Jim Kaufman: The cornerstone is at my farm right now. It’ll be waiting for a new building.
Tad Kaufman: We’ll incorporate it somehow.
Jim Kaufman: We’ll put it someplace to remember the old church.
The houses and outbuildings were all mud-spattered, many with boarded-up windows and large painted “X”s indicating that the structure had been checked for inhabitants. Although the town was just a few blocks square and you could cross the entirety of it on foot in a few minutes, we were forever being offered rides in golf carts or giant pick-up trucks. This made for something akin to traffic. After allowing a truck and trailer to back out of the driveway where we were loading the remains of a shed that that blown apart, strewing shingles and glass across a lady’s backyard, a Red Cross van came by and someone handed four bottles of water out through its side window. The contrast between the excessive vehicular activity and the quiet emptiness of the devastated west side was striking, and, we later reflected, probably not coincidental.
A group of Hutterites from the nearby colony had showed up earlier in the week as volunteers. They did clean-up work all day and then left without returning the rakes, a local told us, in a tone more gossipy than scandalized.
Across the street from our first cleanup site we saw a livestock carrier twisted like the top of an anchovy can, part of its top wrapped around the truck to which it was hitched, windows blown, body pocked with dents from debris. Someone who had weathered the tornado in his basement said it had actually been pretty quiet as it passed, and that he was surprised when he came up and saw the house was destroyed.
A man with a jacket inscribed with the nickname “dozy” said he’d lost his house and shed on the edge of town. We talked a bit and I asked him about the difference between Zion and Hope Lutherans. He either didn’t know or didn’t care to say.

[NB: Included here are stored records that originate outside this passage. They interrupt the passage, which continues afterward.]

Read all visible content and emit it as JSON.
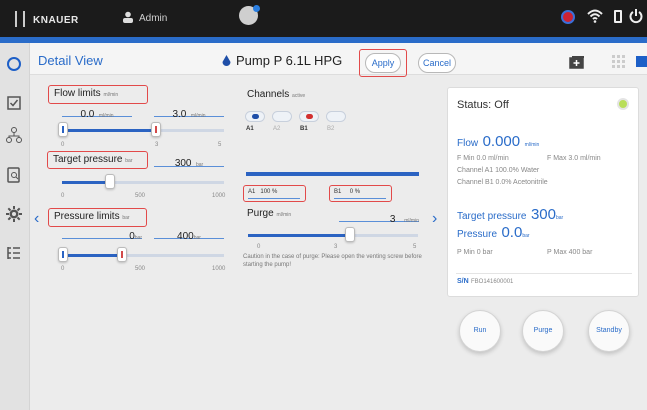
{
  "top": {
    "brand": "KNAUER",
    "user": "Admin"
  },
  "header": {
    "title": "Detail View",
    "pump": "Pump P 6.1L HPG",
    "apply": "Apply",
    "cancel": "Cancel"
  },
  "flow_limits": {
    "label": "Flow limits",
    "unit": "ml/min",
    "min": "0.0",
    "max": "3.0",
    "min_unit": "ml/min",
    "max_unit": "ml/min",
    "scale": [
      "0",
      "3",
      "5"
    ]
  },
  "target_pressure": {
    "label": "Target pressure",
    "unit": "bar",
    "value": "300",
    "value_unit": "bar",
    "scale": [
      "0",
      "500",
      "1000"
    ]
  },
  "pressure_limits": {
    "label": "Pressure limits",
    "unit": "bar",
    "min": "0",
    "max": "400",
    "min_unit": "bar",
    "max_unit": "bar",
    "scale": [
      "0",
      "500",
      "1000"
    ]
  },
  "channels": {
    "label": "Channels",
    "sub": "active",
    "items": [
      {
        "name": "A1",
        "active": true,
        "color": "#1f4fa8"
      },
      {
        "name": "A2",
        "active": false,
        "color": ""
      },
      {
        "name": "B1",
        "active": true,
        "color": "#d23030"
      },
      {
        "name": "B2",
        "active": false,
        "color": ""
      }
    ],
    "a1_label": "A1",
    "a1_value": "100",
    "a1_unit": "%",
    "b1_label": "B1",
    "b1_value": "0",
    "b1_unit": "%"
  },
  "purge": {
    "label": "Purge",
    "unit": "ml/min",
    "value": "3",
    "value_unit": "ml/min",
    "scale": [
      "0",
      "3",
      "5"
    ],
    "caution": "Caution in the case of purge: Please open the venting screw before starting the pump!"
  },
  "status": {
    "title": "Status: Off",
    "flow_label": "Flow",
    "flow_value": "0.000",
    "flow_unit": "ml/min",
    "fmin": "F Min  0.0 ml/min",
    "fmax": "F Max  3.0 ml/min",
    "channel_a1": "Channel A1   100.0%   Water",
    "channel_b1": "Channel B1   0.0%   Acetonitrile",
    "tp_label": "Target pressure",
    "tp_value": "300",
    "tp_unit": "bar",
    "p_label": "Pressure",
    "p_value": "0.0",
    "p_unit": "bar",
    "pmin": "P Min  0 bar",
    "pmax": "P Max  400 bar",
    "sn_label": "S/N",
    "sn_value": "FBO141600001"
  },
  "actions": {
    "run": "Run",
    "purge": "Purge",
    "standby": "Standby"
  },
  "colors": {
    "accent": "#2a6cc9",
    "highlight": "#e24a4a",
    "status_led": "#b9de5a"
  },
  "levels": {
    "flow_max_fraction": 0.6,
    "target_pressure_fraction": 0.3,
    "pressure_max_fraction": 0.4,
    "purge_fraction": 0.6,
    "a1_percent": 100
  }
}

Aa few hundred yards away, at the second cleanup site, we found a sheet of compressed board that had sliced into the lawn behind the school, entering so deeply into the ground that it couldn’t be shifted. So we moved on.
A year later we got a postcard inviting us to celebrate the one-year anniversary of the Delmont tornado. There would be a tornado-path tour and a bounce house–obstacle course for kids. “We are Here. We are Blessed,” it read.